Work out how many lines below hold the string "header" and state only that figure.
*** Data in this exercise Section Begins ***
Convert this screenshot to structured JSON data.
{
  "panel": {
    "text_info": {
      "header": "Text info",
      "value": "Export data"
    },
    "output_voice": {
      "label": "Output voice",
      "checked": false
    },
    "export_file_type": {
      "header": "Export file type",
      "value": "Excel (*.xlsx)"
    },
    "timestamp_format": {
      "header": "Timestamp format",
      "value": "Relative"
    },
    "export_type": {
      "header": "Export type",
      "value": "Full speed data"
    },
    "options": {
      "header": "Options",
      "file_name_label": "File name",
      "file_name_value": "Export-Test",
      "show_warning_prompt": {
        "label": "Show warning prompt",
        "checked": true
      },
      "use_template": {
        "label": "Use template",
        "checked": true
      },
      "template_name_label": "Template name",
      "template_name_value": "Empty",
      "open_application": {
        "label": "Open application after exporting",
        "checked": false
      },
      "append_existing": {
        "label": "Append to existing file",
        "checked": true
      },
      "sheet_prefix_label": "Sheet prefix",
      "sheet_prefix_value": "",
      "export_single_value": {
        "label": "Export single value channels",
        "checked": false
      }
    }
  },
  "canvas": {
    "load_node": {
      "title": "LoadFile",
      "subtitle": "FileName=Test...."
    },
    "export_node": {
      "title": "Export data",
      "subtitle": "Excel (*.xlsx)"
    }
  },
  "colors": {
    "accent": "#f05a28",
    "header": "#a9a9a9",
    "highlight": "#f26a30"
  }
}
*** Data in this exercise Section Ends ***
Response to this task: 6